Task prompt — Would you repeat the entries below exactly and omit the pictures?
··· Provided entries ···
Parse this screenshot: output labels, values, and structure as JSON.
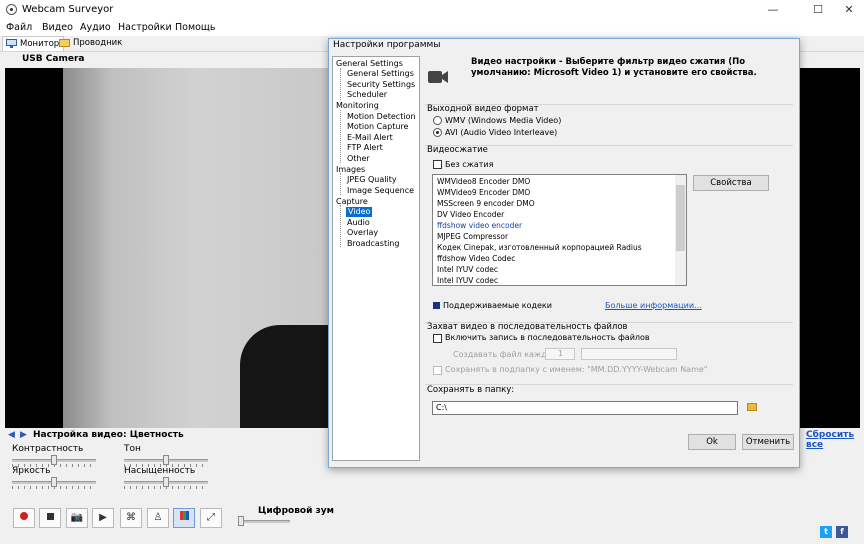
{
  "window": {
    "title": "Webcam Surveyor",
    "minimize": "—",
    "maximize": "☐",
    "close": "✕"
  },
  "menu": [
    "Файл",
    "Видео",
    "Аудио",
    "Настройки",
    "Помощь"
  ],
  "tabs": [
    {
      "label": "Монитор",
      "active": true
    },
    {
      "label": "Проводник",
      "active": false
    }
  ],
  "camera": {
    "title": "USB Camera"
  },
  "video_settings": {
    "title": "Настройка видео: Цветность",
    "reset_all": "Сбросить все",
    "sliders": [
      {
        "label": "Контрастность",
        "value": 0.5
      },
      {
        "label": "Тон",
        "value": 0.5
      },
      {
        "label": "Яркость",
        "value": 0.5
      },
      {
        "label": "Насыщенность",
        "value": 0.5
      }
    ],
    "digital_zoom_label": "Цифровой зум",
    "digital_zoom_value": 0.0
  },
  "toolbar": [
    "record-icon",
    "stop-icon",
    "snapshot-icon",
    "playback-icon",
    "motion-detection-icon",
    "person-icon",
    "color-settings-icon",
    "fullscreen-icon"
  ],
  "social": [
    {
      "label": "t",
      "color": "#1da1f2"
    },
    {
      "label": "f",
      "color": "#3b5998"
    }
  ],
  "dialog": {
    "title": "Настройки программы",
    "description": "Видео настройки - Выберите фильтр видео сжатия (По умолчанию: Microsoft Video 1) и установите его свойства.",
    "tree": {
      "general_settings": "General Settings",
      "general_settings_child": "General Settings",
      "security_settings": "Security Settings",
      "scheduler": "Scheduler",
      "monitoring": "Monitoring",
      "motion_detection": "Motion Detection",
      "motion_capture": "Motion Capture",
      "email_alert": "E-Mail Alert",
      "ftp_alert": "FTP Alert",
      "other": "Other",
      "images": "Images",
      "jpeg_quality": "JPEG Quality",
      "image_sequence": "Image Sequence",
      "capture": "Capture",
      "video": "Video",
      "audio": "Audio",
      "overlay": "Overlay",
      "broadcasting": "Broadcasting"
    },
    "output_format": {
      "label": "Выходной видео формат",
      "options": [
        {
          "label": "WMV (Windows Media Video)",
          "selected": false
        },
        {
          "label": "AVI (Audio Video Interleave)",
          "selected": true
        }
      ]
    },
    "compression": {
      "label": "Видеосжатие",
      "no_compression": "Без сжатия",
      "codecs": [
        {
          "name": "WMVideo8 Encoder DMO",
          "highlight": false
        },
        {
          "name": "WMVideo9 Encoder DMO",
          "highlight": false
        },
        {
          "name": "MSScreen 9 encoder DMO",
          "highlight": false
        },
        {
          "name": "DV Video Encoder",
          "highlight": false
        },
        {
          "name": "ffdshow video encoder",
          "highlight": true
        },
        {
          "name": "MJPEG Compressor",
          "highlight": false
        },
        {
          "name": "Кодек Cinepak, изготовленный корпорацией Radius",
          "highlight": false
        },
        {
          "name": "ffdshow Video Codec",
          "highlight": false
        },
        {
          "name": "Intel IYUV codec",
          "highlight": false
        },
        {
          "name": "Intel IYUV codec",
          "highlight": false
        }
      ],
      "properties_button": "Свойства",
      "supported_label": "Поддерживаемые кодеки",
      "more_info": "Больше информации..."
    },
    "sequence": {
      "label": "Захват видео в последовательность файлов",
      "enable": "Включить запись в последовательность файлов",
      "create_every": "Создавать файл каждые:",
      "interval": "1",
      "save_subfolder": "Сохранять в подпапку с именем: \"MM.DD.YYYY-Webcam Name\""
    },
    "save_folder": {
      "label": "Сохранять в папку:",
      "path": "C:\\"
    },
    "ok": "Ok",
    "cancel": "Отменить"
  }
}
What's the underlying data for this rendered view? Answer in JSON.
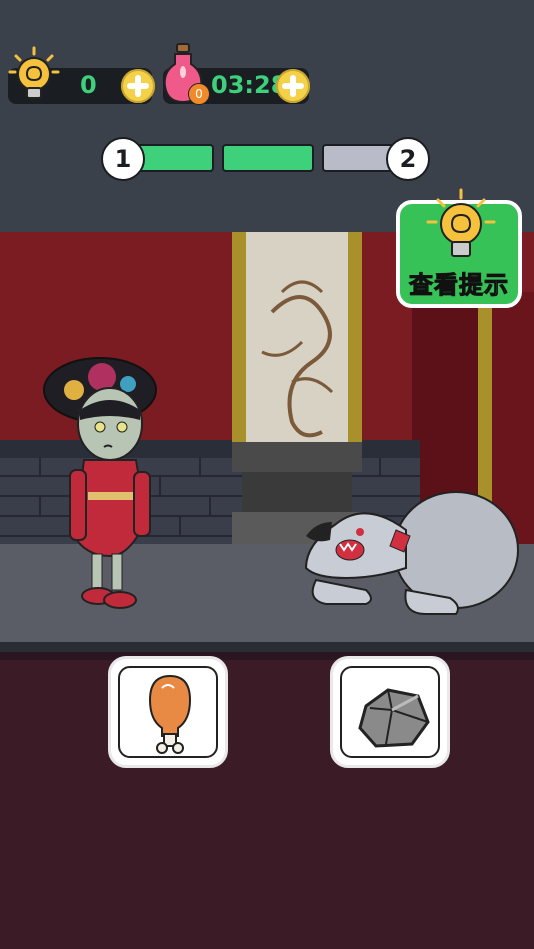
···
Answer space —
Parse this screenshot: output labels, values, and structure as JSON.
{
  "window": {
    "title": "Webcam Surveyor",
    "minimize": "—",
    "maximize": "☐",
    "close": "✕"
  },
  "menu": [
    "Файл",
    "Видео",
    "Аудио",
    "Настройки",
    "Помощь"
  ],
  "tabs": [
    {
      "label": "Монитор",
      "active": true
    },
    {
      "label": "Проводник",
      "active": false
    }
  ],
  "camera": {
    "title": "USB Camera"
  },
  "video_settings": {
    "title": "Настройка видео: Цветность",
    "reset_all": "Сбросить все",
    "sliders": [
      {
        "label": "Контрастность",
        "value": 0.5
      },
      {
        "label": "Тон",
        "value": 0.5
      },
      {
        "label": "Яркость",
        "value": 0.5
      },
      {
        "label": "Насыщенность",
        "value": 0.5
      }
    ],
    "digital_zoom_label": "Цифровой зум",
    "digital_zoom_value": 0.0
  },
  "toolbar": [
    "record-icon",
    "stop-icon",
    "snapshot-icon",
    "playback-icon",
    "motion-detection-icon",
    "person-icon",
    "color-settings-icon",
    "fullscreen-icon"
  ],
  "social": [
    {
      "label": "t",
      "color": "#1da1f2"
    },
    {
      "label": "f",
      "color": "#3b5998"
    }
  ],
  "dialog": {
    "title": "Настройки программы",
    "description": "Видео настройки - Выберите фильтр видео сжатия (По умолчанию: Microsoft Video 1) и установите его свойства.",
    "tree": {
      "general_settings": "General Settings",
      "general_settings_child": "General Settings",
      "security_settings": "Security Settings",
      "scheduler": "Scheduler",
      "monitoring": "Monitoring",
      "motion_detection": "Motion Detection",
      "motion_capture": "Motion Capture",
      "email_alert": "E-Mail Alert",
      "ftp_alert": "FTP Alert",
      "other": "Other",
      "images": "Images",
      "jpeg_quality": "JPEG Quality",
      "image_sequence": "Image Sequence",
      "capture": "Capture",
      "video": "Video",
      "audio": "Audio",
      "overlay": "Overlay",
      "broadcasting": "Broadcasting"
    },
    "output_format": {
      "label": "Выходной видео формат",
      "options": [
        {
          "label": "WMV (Windows Media Video)",
          "selected": false
        },
        {
          "label": "AVI (Audio Video Interleave)",
          "selected": true
        }
      ]
    },
    "compression": {
      "label": "Видеосжатие",
      "no_compression": "Без сжатия",
      "codecs": [
        {
          "name": "WMVideo8 Encoder DMO",
          "highlight": false
        },
        {
          "name": "WMVideo9 Encoder DMO",
          "highlight": false
        },
        {
          "name": "MSScreen 9 encoder DMO",
          "highlight": false
        },
        {
          "name": "DV Video Encoder",
          "highlight": false
        },
        {
          "name": "ffdshow video encoder",
          "highlight": true
        },
        {
          "name": "MJPEG Compressor",
          "highlight": false
        },
        {
          "name": "Кодек Cinepak, изготовленный корпорацией Radius",
          "highlight": false
        },
        {
          "name": "ffdshow Video Codec",
          "highlight": false
        },
        {
          "name": "Intel IYUV codec",
          "highlight": false
        },
        {
          "name": "Intel IYUV codec",
          "highlight": false
        }
      ],
      "properties_button": "Свойства",
      "supported_label": "Поддерживаемые кодеки",
      "more_info": "Больше информации..."
    },
    "sequence": {
      "label": "Захват видео в последовательность файлов",
      "enable": "Включить запись в последовательность файлов",
      "create_every": "Создавать файл каждые:",
      "interval": "1",
      "save_subfolder": "Сохранять в подпапку с именем: \"MM.DD.YYYY-Webcam Name\""
    },
    "save_folder": {
      "label": "Сохранять в папку:",
      "path": "C:\\"
    },
    "ok": "Ok",
    "cancel": "Отменить"
  }
}
What's the underlying data for this rendered view? Answer in JSON.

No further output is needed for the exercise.